I went along to a a Prmia event last night “2010 – Risk Year in Review“. The event started with a somewhat overwhelming brain dump of economic and credit statistics from John Lonski, Chief Capital Markets Economist at Moody’s Analytics. In summary he seems very bullish about corporate credit spreads tightening given the way in which corporate profit growth is surging ahead of debt growth. His main concern for the economy was maybe unsurprisingly the US housing market and whether this will bottom out and start to rise in 2011. Given fiscal imbalances and competition from emerging markets he did not think that inflation was a big risk despite activity such as QE2.
Robert Iommazzo of search firm Seba International did a fairly dry presentation on industry compensation for risk managers. Seba seem to getting around having had a big presence at Riskminds in Geneva last week. This section only livened up when the questions started after the presentation, and is probably worth noting that the UK FSA is being perceived as a “Big Brother” with its involvement in setting compensation policies in financial markets. Obviously the FSA is not heading back to the heady days of the 1970’s where central government set industry pay rises (journalists please note this meant you back then!), but it is also obvious that such control over an individual’s remuneration is something that goes totally contrary to an American way of thinking. UK Government needs to be mindful of this perception particularly if it leaves itself open to arbitrage on compensation policy from other financial centres.
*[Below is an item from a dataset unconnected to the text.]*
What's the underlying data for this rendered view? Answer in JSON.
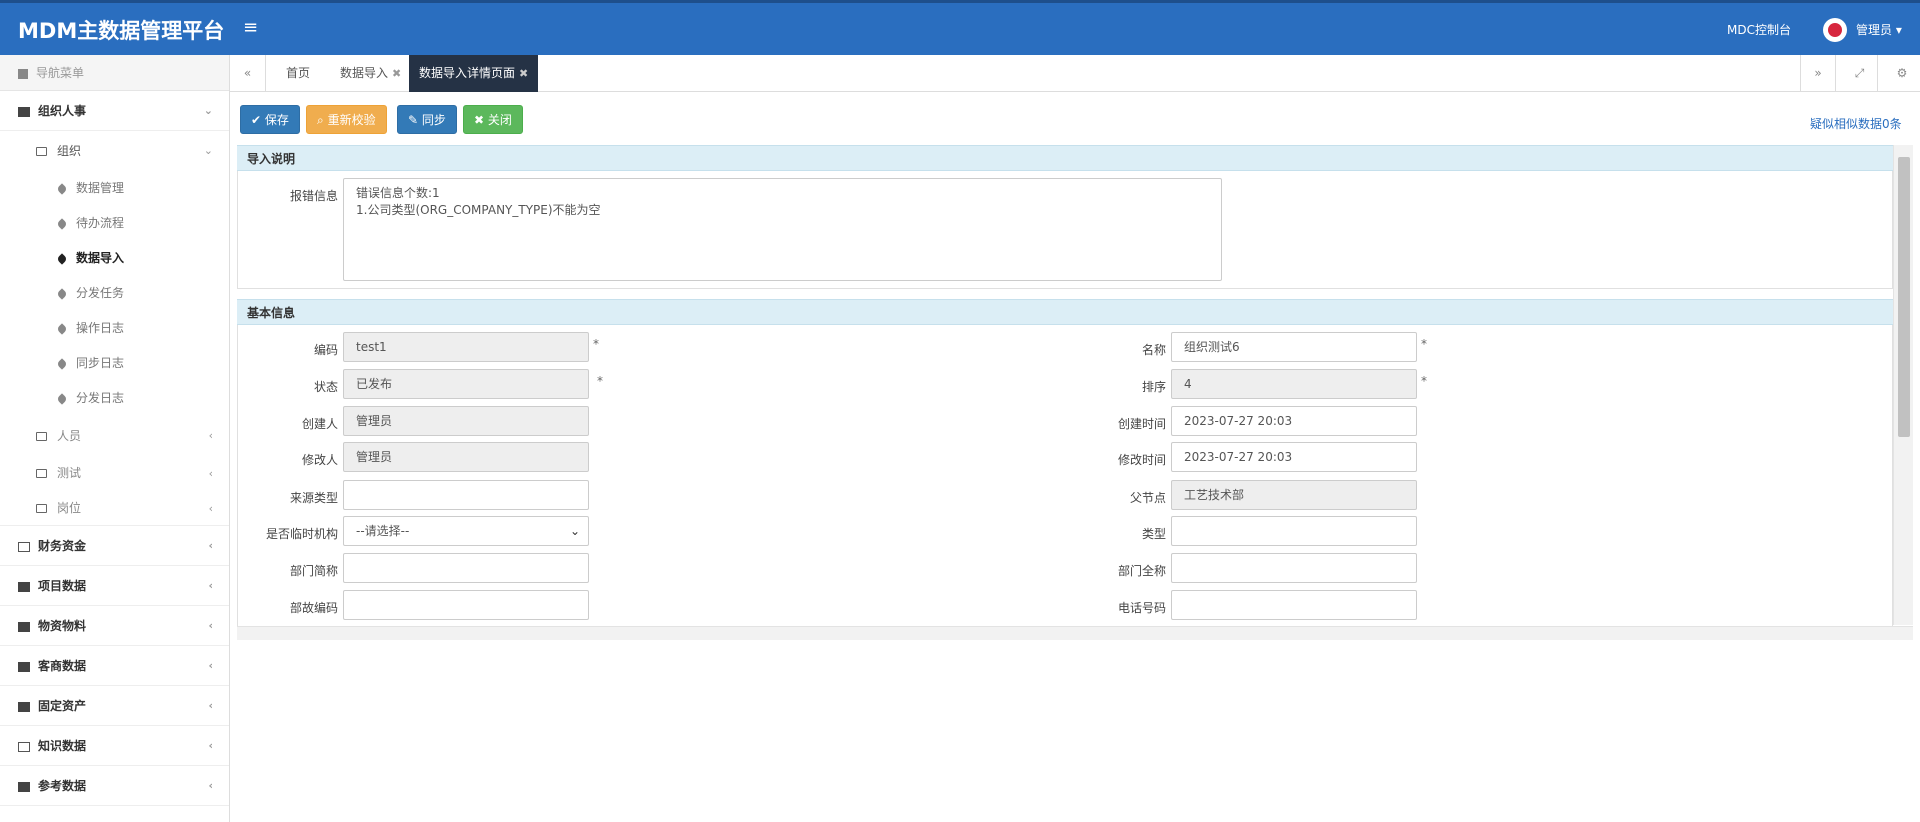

Panel debate followed, involving Ashish Das of Moody’s, Yury Dubrovsky of Lazard Asset Management, Jan H. Voigts of the NY Fed and Christopher Whalen of Institutional Risk Analytics. Main points:
- Chris said that he was one who was predicting a further fall in the housing market next year, and he asked the audience that when they looked at economic statistics, credit spreads,the Vix, bond spreads, did anyone getting the feeling the things are “normal” yet? Using these numbers and plugging them into a model does any believe the results are stable and can be relied upon? The audience fundamentally seemed to agree with these “warning” questions.
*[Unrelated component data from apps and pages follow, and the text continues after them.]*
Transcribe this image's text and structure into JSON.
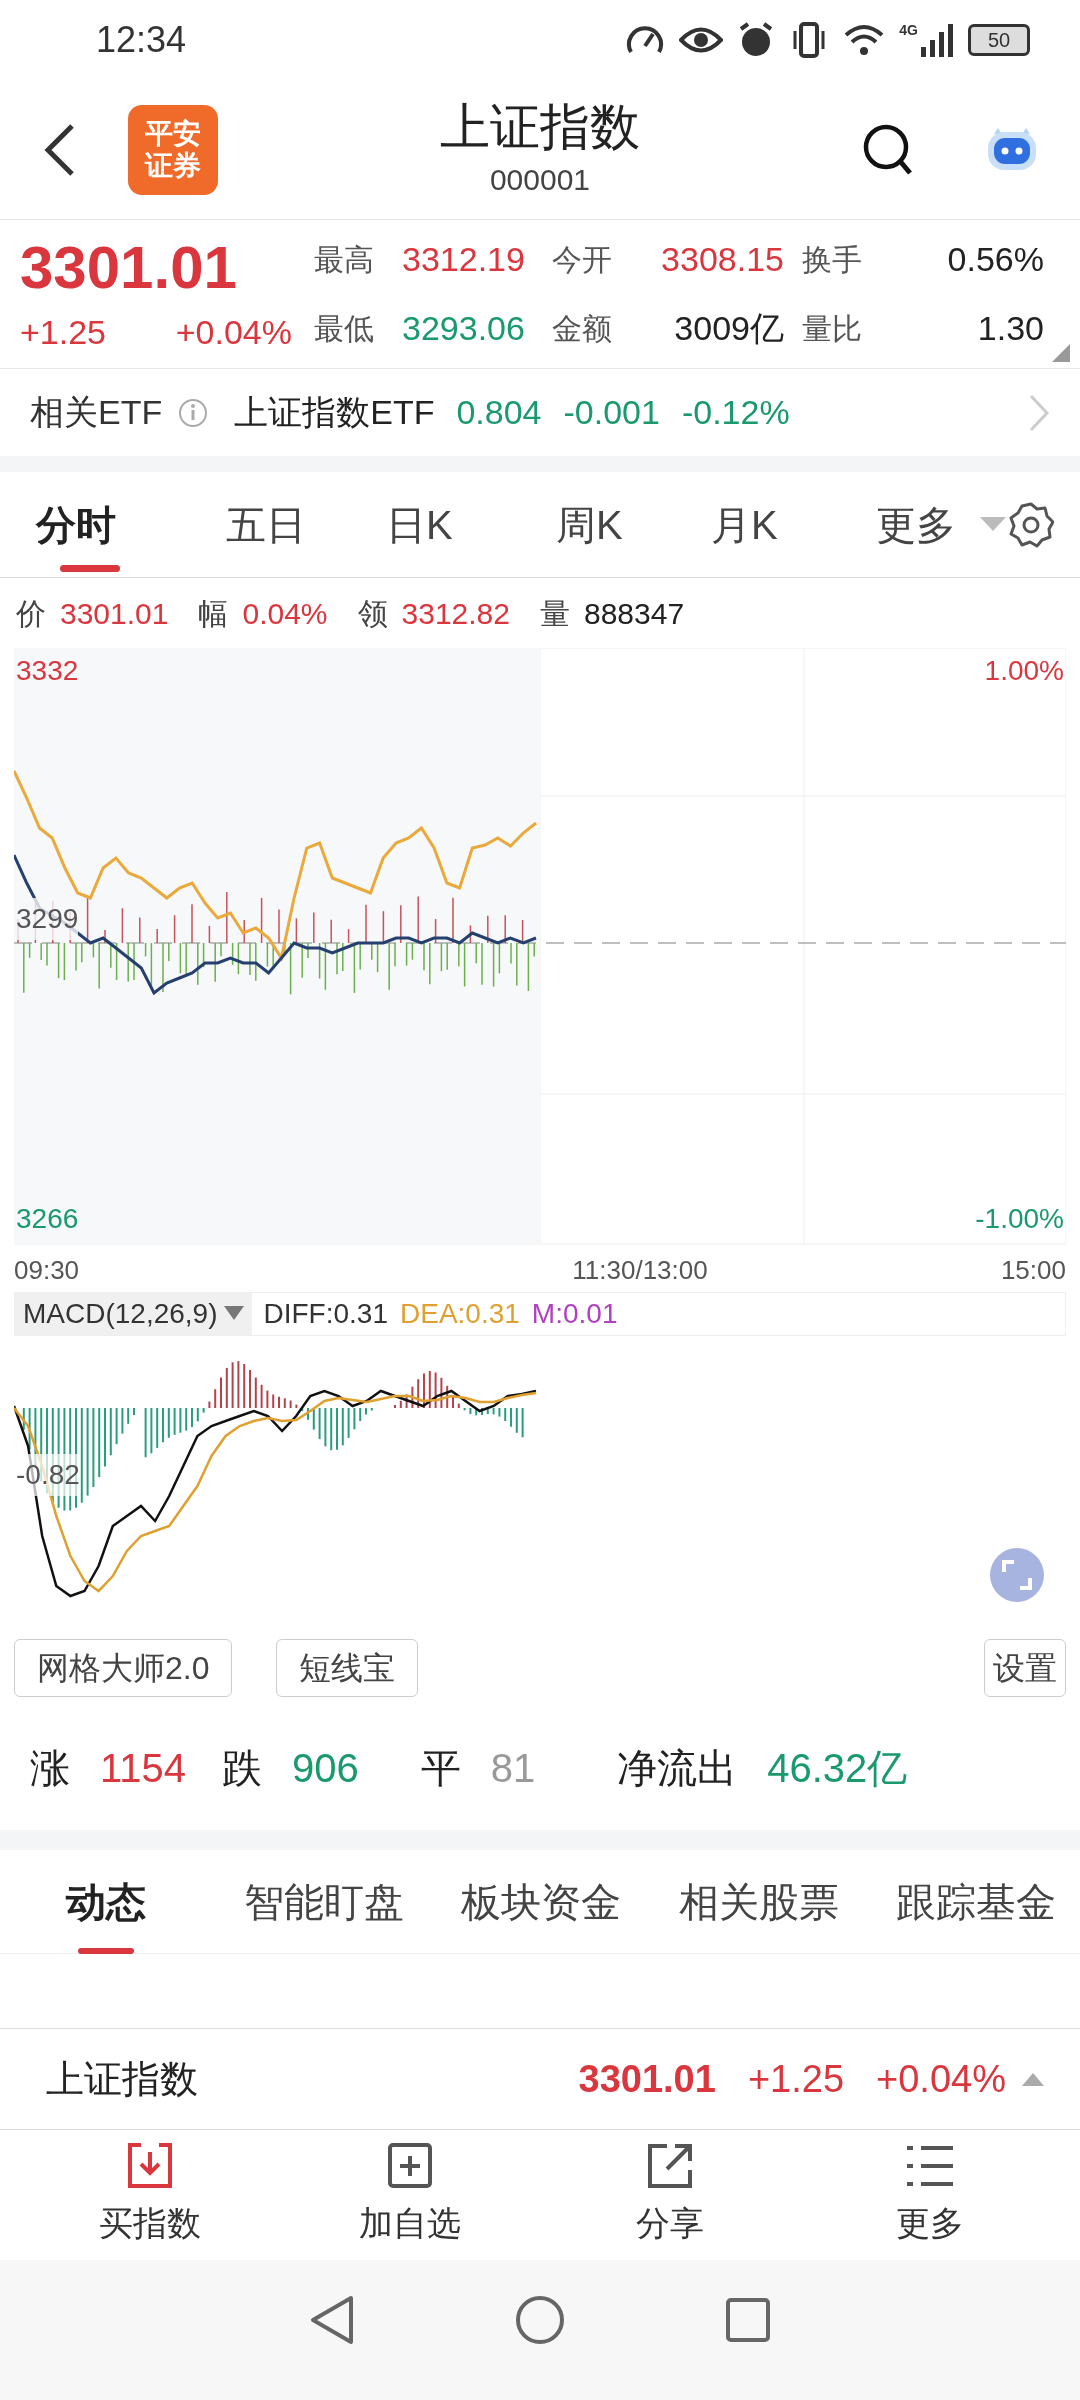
{
  "status_bar": {
    "time": "12:34",
    "network": "4G",
    "battery": "50"
  },
  "header": {
    "logo_lines": [
      "平安",
      "证券"
    ],
    "title": "上证指数",
    "code": "000001"
  },
  "quote": {
    "price": "3301.01",
    "change": "+1.25",
    "change_pct": "+0.04%",
    "stats": [
      {
        "label": "最高",
        "value": "3312.19",
        "color": "#d9363e"
      },
      {
        "label": "今开",
        "value": "3308.15",
        "color": "#d9363e"
      },
      {
        "label": "换手",
        "value": "0.56%",
        "color": "#222222"
      },
      {
        "label": "最低",
        "value": "3293.06",
        "color": "#1a9a6c"
      },
      {
        "label": "金额",
        "value": "3009亿",
        "color": "#222222"
      },
      {
        "label": "量比",
        "value": "1.30",
        "color": "#222222"
      }
    ]
  },
  "etf": {
    "label": "相关ETF",
    "name": "上证指数ETF",
    "price": "0.804",
    "change": "-0.001",
    "change_pct": "-0.12%"
  },
  "chart_tabs": [
    {
      "label": "分时",
      "selected": true
    },
    {
      "label": "五日",
      "selected": false
    },
    {
      "label": "日K",
      "selected": false
    },
    {
      "label": "周K",
      "selected": false
    },
    {
      "label": "月K",
      "selected": false
    }
  ],
  "more_tab": {
    "label": "更多"
  },
  "info_line": [
    {
      "label": "价",
      "value": "3301.01",
      "color": "#d9363e"
    },
    {
      "label": "幅",
      "value": "0.04%",
      "color": "#d9363e"
    },
    {
      "label": "领",
      "value": "3312.82",
      "color": "#d9363e"
    },
    {
      "label": "量",
      "value": "888347",
      "color": "#222222"
    }
  ],
  "chart": {
    "top_price": "3332",
    "mid_price": "3299",
    "bottom_price": "3266",
    "top_pct": "1.00%",
    "bottom_pct": "-1.00%",
    "times": [
      "09:30",
      "11:30/13:00",
      "15:00"
    ]
  },
  "macd": {
    "name": "MACD(12,26,9)",
    "axis_label": "-0.82",
    "values": [
      {
        "text": "DIFF:0.31",
        "color": "#333333"
      },
      {
        "text": "DEA:0.31",
        "color": "#e0a030"
      },
      {
        "text": "M:0.01",
        "color": "#b040c0"
      }
    ]
  },
  "tool_buttons": [
    "网格大师2.0",
    "短线宝"
  ],
  "settings_button": "设置",
  "breadth": [
    {
      "label": "涨",
      "value": "1154",
      "color": "#d9363e"
    },
    {
      "label": "跌",
      "value": "906",
      "color": "#1a9a6c"
    },
    {
      "label": "平",
      "value": "81",
      "color": "#999999"
    }
  ],
  "net_flow": {
    "label": "净流出",
    "value": "46.32亿"
  },
  "content_tabs": [
    {
      "label": "动态",
      "selected": true
    },
    {
      "label": "智能盯盘",
      "selected": false
    },
    {
      "label": "板块资金",
      "selected": false
    },
    {
      "label": "相关股票",
      "selected": false
    },
    {
      "label": "跟踪基金",
      "selected": false
    }
  ],
  "bottom_quote": {
    "name": "上证指数",
    "price": "3301.01",
    "change": "+1.25",
    "change_pct": "+0.04%"
  },
  "actions": [
    {
      "label": "买指数",
      "kind": "buy"
    },
    {
      "label": "加自选",
      "kind": "add"
    },
    {
      "label": "分享",
      "kind": "share"
    },
    {
      "label": "更多",
      "kind": "more"
    }
  ]
}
- Jan asked the audience to consider how believable is your data and to try to understand what data is critical for your business and that is imperative to create tools to manage this data appropriately. Jan said that the biggest challenge for financial institutions going forward is how to calibrate what rate/volume/type of business you can transact safely and that this needed a lot more consideration.
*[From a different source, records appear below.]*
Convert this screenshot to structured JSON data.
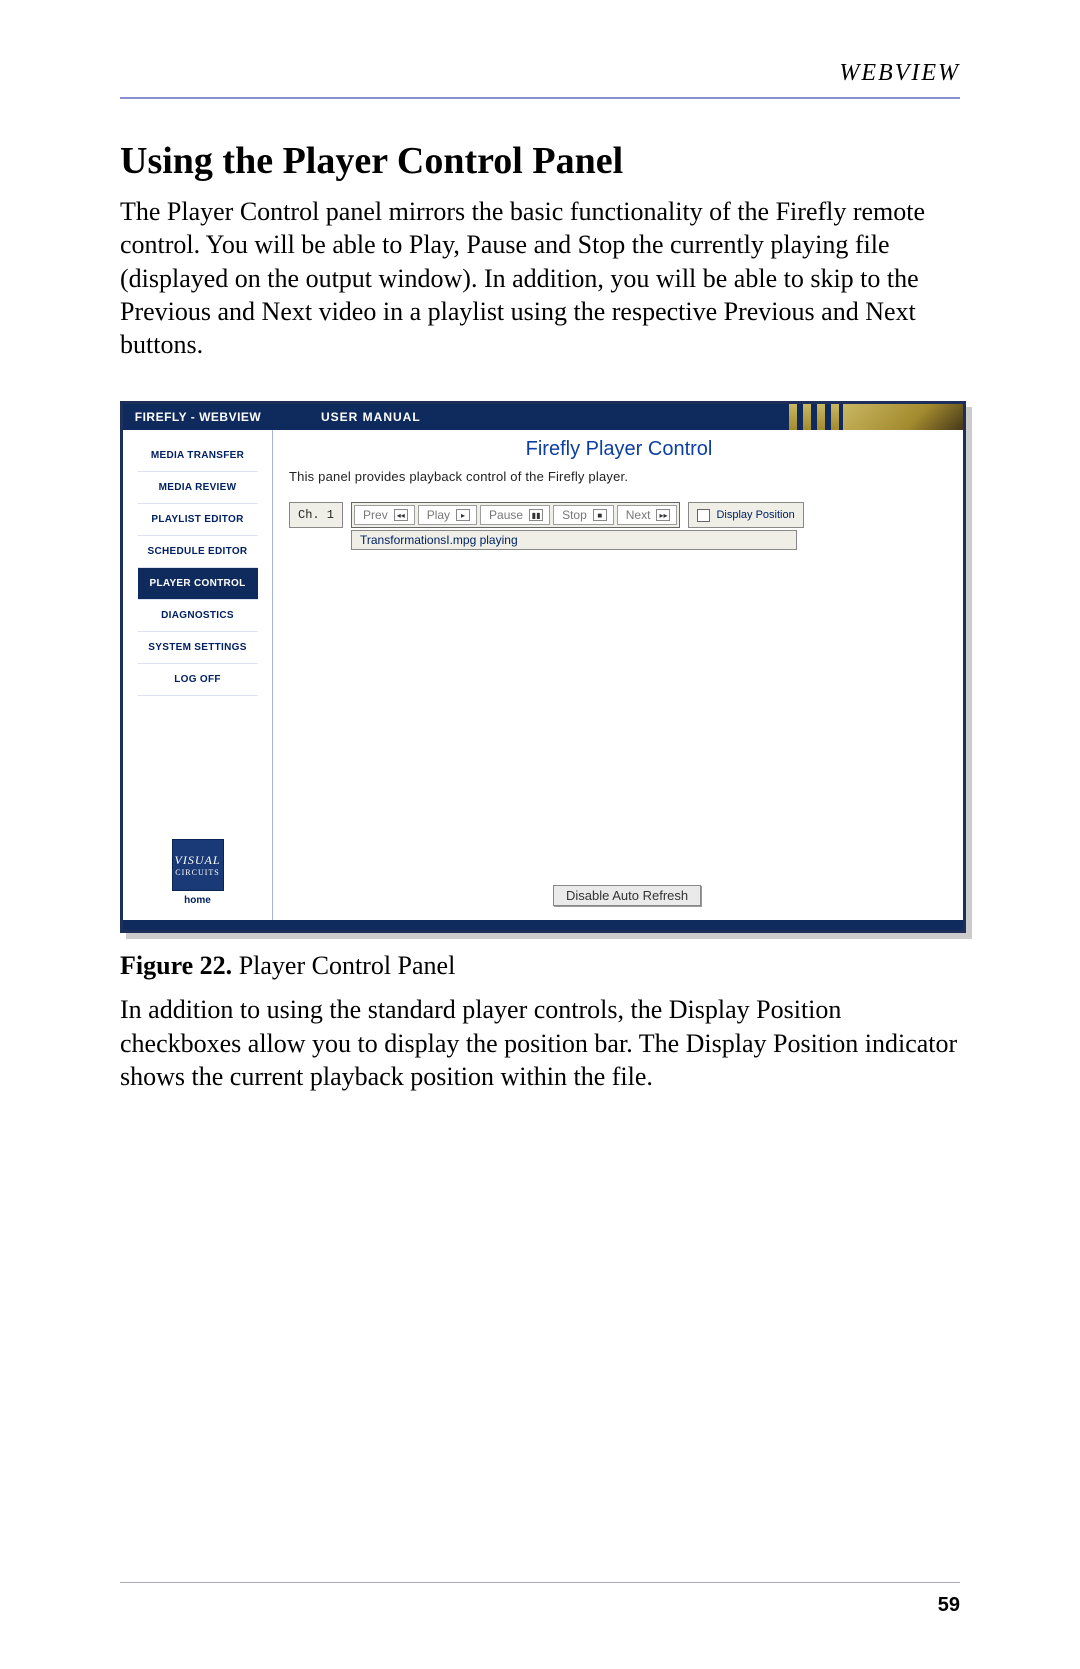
{
  "running_head": "WEBVIEW",
  "heading": "Using the Player Control Panel",
  "para1": "The Player Control panel mirrors the basic functionality of the Firefly remote control. You will be able to Play, Pause and Stop the currently playing file (displayed on the output window). In addition, you will be able to skip to the Previous and Next video in a playlist using the respective Previous and Next buttons.",
  "para2": "In addition to using the standard player controls, the Display Position checkboxes allow you to display the position bar. The Display Position indicator shows the current playback position within the file.",
  "caption": {
    "bold": "Figure 22.",
    "rest": "  Player Control Panel"
  },
  "shot": {
    "header_left": "FIREFLY - WEBVIEW",
    "header_mid": "USER MANUAL",
    "sidebar": {
      "items": [
        "MEDIA TRANSFER",
        "MEDIA REVIEW",
        "PLAYLIST EDITOR",
        "SCHEDULE EDITOR",
        "PLAYER CONTROL",
        "DIAGNOSTICS",
        "SYSTEM SETTINGS",
        "LOG OFF"
      ],
      "active_index": 4,
      "logo_top": "VISUAL",
      "logo_bottom": "CIRCUITS",
      "home": "home"
    },
    "main": {
      "title": "Firefly Player Control",
      "desc": "This panel provides playback control of the Firefly player.",
      "channel": "Ch. 1",
      "buttons": {
        "prev": "Prev",
        "play": "Play",
        "pause": "Pause",
        "stop": "Stop",
        "next": "Next"
      },
      "display_position": "Display Position",
      "status": "TransformationsI.mpg playing",
      "refresh": "Disable Auto Refresh"
    }
  },
  "page_number": "59"
}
- Yury said that he finds that the risks present in 2008 are still around in 2010, but now with the addition of European sovereign credit problems and the raft of regulation heading towards the industry. To add to this pessimistic note, he also said that some of the interest in “hot” emerging markets such as the BRICs was resulting in investments in lower quality IPOs relative to previous years.
- Ashish thought that systemic risk was going to become more important for the industry. With the setting up of the Office of Financial Research (OFR) next year, he suggested that the industry needed to take much more of a lead in sorting out its own house in advance of letting the regulators do so. On the subject of models, he said that models should supplement human judgement but not replace it, and mentioned the quote by George E. P. Box that “all models are wrong, but some are useful“.
- Chris suggested that the role of risk managers will become more like that of a credit collector, with more involvement in actually seeing what can be recovered once a default has occurred. He also suggested that the industry should create its own consensus-based ratings (supplemented by the existing CRAs) to get a more reliable view of credit.
- Ashish echoed some of the speakers last week at Riskminds in saying that regulatory compliance is not risk management, and that practitioners should do more to guide the regulators.
- On the subject of risk culture, Yury asked how many risk managers knew data, quant, markets and how to deal with the egos of traders and senior management. This last point seemed to be conceded by the audience as a major weakness of the risk management profession and goes back to whether a risk manager is willing to put his career on the line to go against accepted business strategy.
- Chris added that having worked at several investment banks he had not yet experienced a risk manager attending a senior committee, let alone a risk manager speaking up against a senior trader. He talked of two business models “Paranoid and Nimble” and “Well Documented and Pedantic” with the second one being the only one possible in his view once a business gets to a certain size.
- On the subject of Government Sponsored Enterprises (GSEs like Fannie Mae and Freddie Mac) Chris said that the role of these will be up for review by the end of 2011. He thinks that the banks will head back towards actually holding mortgages and loans and the GSEs will become more conduits rather than direct sources of finance. This was news to me, given that so far the GSEs have been notably left out of recent reviews of what went wrong with the recent crisis.
Panel was very good, all speakers very knowledgeable. “Regulation is not risk”, “models are not perfect”, “risk governance” and “take control of your data” were all themes that echoed last week’s RiskMinds event, allbeit with more of an American rather than international viewpoint on the economy, regulation and markets.